A person with colour vision problems has historically been referred to as “colour-blind.” Very few people are truly “colour-blind” and these people only view the world in black, white and grey. Most people with colour-vision problems or defects are not truly “colour-blind.” They are simply less-sensitive to particular colours, often green or red. This means they have difficulty differentiating between certain shades of green or red, and they are (more accurately) regarded as “colour-deficient.” Colour vision deficiencies mainly affect males.
What is the treatment for colour vision deficiency?
None. There is no treatment for colour vision deficiencies. It is also worth noting that most colour vision deficiencies do not change with age i.e. they remain the same throughout life.
Why is it important to know about a colour vision deficiency?
Where there is a notable colour vision deficiency, it is important to be mindful of it during childhood as teachers need to be made aware at school, and during adulthood as it influences the choice of career. Examples of careers where colour vision deficiencies can be a problem are electrical engineering, printer, police or national security work.
Colour vision deficiencies are more common than you might think! Our recommendation is to have the colour vision tested before the age of 10 years. There are different ways of assessing colour vision, and your eye care practitioner will perform the most appropriate method for each individual.

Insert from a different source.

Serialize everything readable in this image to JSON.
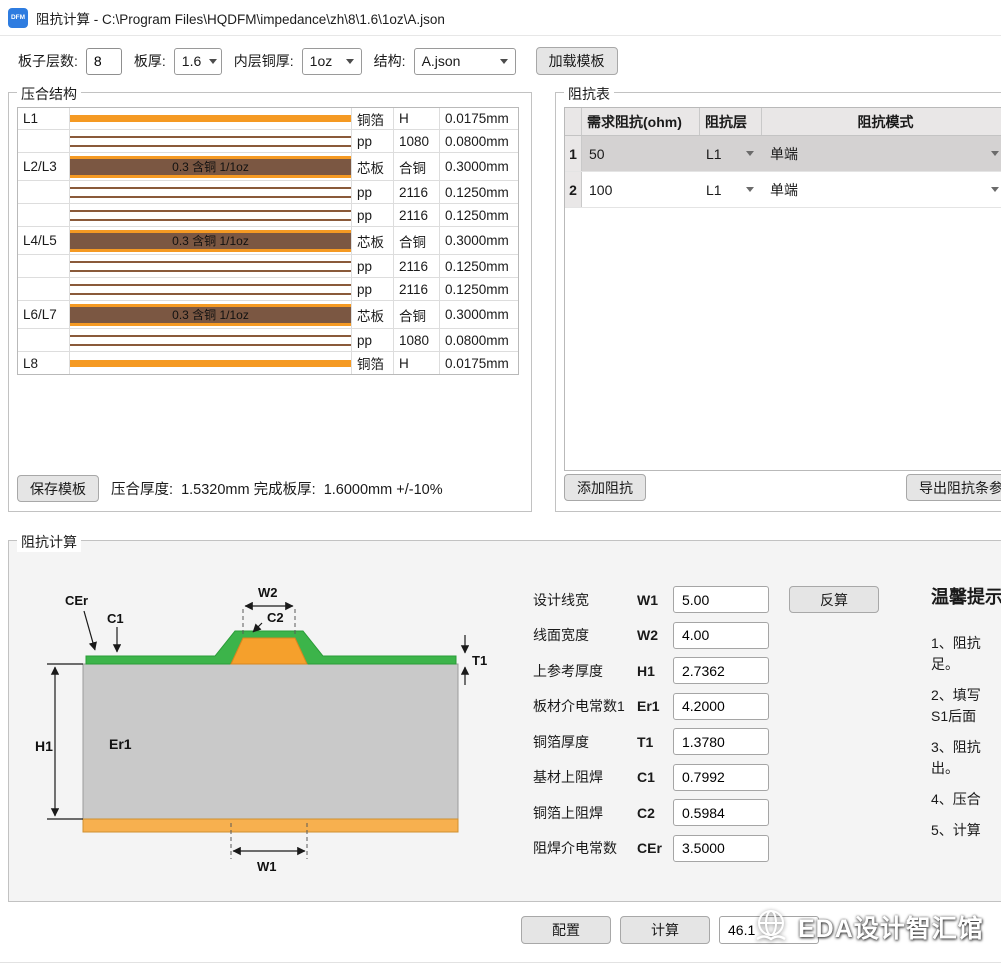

Useful link: to better understand what a person with colour vision deficiency sees, click here.